The Good – It offers a grand experience that borders on being a roleplaying game. There’s a lot of choices with a touch of resource management each turn of the campaign. It’s matched with a tactical wargame ruleset that is fast and engaging. With varied opposition, battlefield conditions, and objectives this randomness increases the replayability. Best of all the actual battles flow pretty quickly with just enough tactics to make it enjoyable without bogging the experience down with lots of simulationist rules. It’s great fun expanding the abilities and gear of your crew, ever on the hunt for that next big payout.
The book is colorful with pleasant art. While an index isn’t present, the rules are sectioned off in different colors making it easy to go through after some familiarity. Another huge plus is the game is miniature agnostic. Any figures will do and the game works well in 28mm or 15mm without having to turn rules into pretzels for ranges.
The Bad – The rules are pretty well laid out but it can take some time to fully grasp everything. There are a lot of procedural charts which are rolled on and the first few times can be difficult to navigate everything. You are going to have a fair amount of bookkeeping to keep track of gear, cash, and other game resources. Lastly, the actual rules for playing the wargame portion are pretty thin. Some fights can be blown through so quickly, it might border on being anticlimactic. I could see the argument that as a skirmish wargame ruleset, it would be too light for some tastes.
The Verdict – Five Parsecs from Home is a wonderful solo sci-fi game. You aren’t going to get a meaty tactical AI experience here like with Star Army 5150. But it’s enough for a quick, brutal gun fight with enough gear and abilities to keep it interesting.
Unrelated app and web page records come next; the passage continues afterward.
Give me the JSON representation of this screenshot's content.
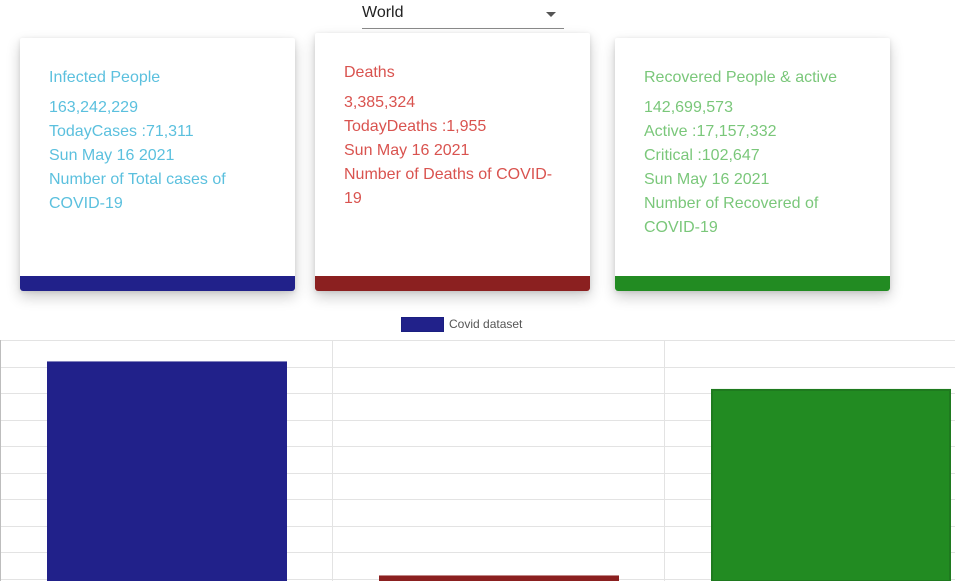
{
  "selector": {
    "value": "World"
  },
  "cards": {
    "infected": {
      "title": "Infected People",
      "total": "163,242,229",
      "today": "TodayCases :71,311",
      "date": "Sun May 16 2021",
      "desc_line1": "Number of Total cases of",
      "desc_line2": "COVID-19",
      "color": "#5bc0de",
      "bar_color": "#21218a"
    },
    "deaths": {
      "title": "Deaths",
      "total": "3,385,324",
      "today": "TodayDeaths :1,955",
      "date": "Sun May 16 2021",
      "desc_line1": "Number of Deaths of COVID-",
      "desc_line2": "19",
      "color": "#d9534f",
      "bar_color": "#8b2020"
    },
    "recovered": {
      "title": "Recovered People & active",
      "total": "142,699,573",
      "active": "Active :17,157,332",
      "critical": "Critical :102,647",
      "date": "Sun May 16 2021",
      "desc_line1": "Number of Recovered of",
      "desc_line2": "COVID-19",
      "color": "#7ac77a",
      "bar_color": "#228b22"
    }
  },
  "chart_data": {
    "type": "bar",
    "categories": [
      "Infected People",
      "Deaths",
      "Recovered People & active"
    ],
    "series": [
      {
        "name": "Covid dataset",
        "values": [
          163242229,
          3385324,
          142699573
        ]
      }
    ],
    "colors": [
      "#21218a",
      "#8b2020",
      "#228b22"
    ],
    "legend": "top-center",
    "grid": true
  }
}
Plus I love the idea of units sticking to cover as much as possible, risking that mad dash across open ground to get to an objective. All the while hoping your mates can offer enough suppression to stave off any incoming fire.
It’s paired with an enjoyable campaign ruleset. You will have a few random events, but also each turn mull over the choices to send off crew members in hopes to achieve some task. Do you settle on taking the regular opportunity job? Or do you put time and resources into finding a patron that will offer more lucrative pay? Do you spend credits and time trying to repair equipment? Or let it go and see what a crew member can find on the local market? Lots of fun choices. Lastly, if you think you’ve garnered too many enemies and dried up your prospects, you can always fly to another planet to see what awaits.
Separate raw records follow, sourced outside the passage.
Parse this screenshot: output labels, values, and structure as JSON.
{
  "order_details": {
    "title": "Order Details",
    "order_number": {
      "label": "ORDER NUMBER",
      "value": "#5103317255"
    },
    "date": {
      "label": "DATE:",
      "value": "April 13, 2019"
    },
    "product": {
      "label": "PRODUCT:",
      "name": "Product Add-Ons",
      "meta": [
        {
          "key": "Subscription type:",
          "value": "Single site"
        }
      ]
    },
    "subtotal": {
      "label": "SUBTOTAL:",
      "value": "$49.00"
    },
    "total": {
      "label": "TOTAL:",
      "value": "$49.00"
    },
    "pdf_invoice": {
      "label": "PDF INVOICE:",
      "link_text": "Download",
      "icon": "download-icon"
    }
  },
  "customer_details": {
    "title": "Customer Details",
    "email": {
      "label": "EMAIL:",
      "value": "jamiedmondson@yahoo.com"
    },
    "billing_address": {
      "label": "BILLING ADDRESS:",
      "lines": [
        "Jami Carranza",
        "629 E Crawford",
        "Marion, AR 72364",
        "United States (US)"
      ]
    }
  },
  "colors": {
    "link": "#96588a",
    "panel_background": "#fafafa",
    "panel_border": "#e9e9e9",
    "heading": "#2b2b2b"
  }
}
The battles also have a fair number of core objectives you need to achieve to win. And on top of that are several profiles of enemies you’ll be fighting against. The variety is impressive for such a modest rulebook. For me that is the selling point. It’s not some deep story, but Five Parsecs from Home sells a narrative experience. Over time you’ll see your plucky crew of adventurers and mercs improve, get better gear, and slowly accrue riches and fame. I am pleasantly surprised how much is packed into the rules. Well worth checking out if you are looking for a solo, sci-fi, skirmish wargame.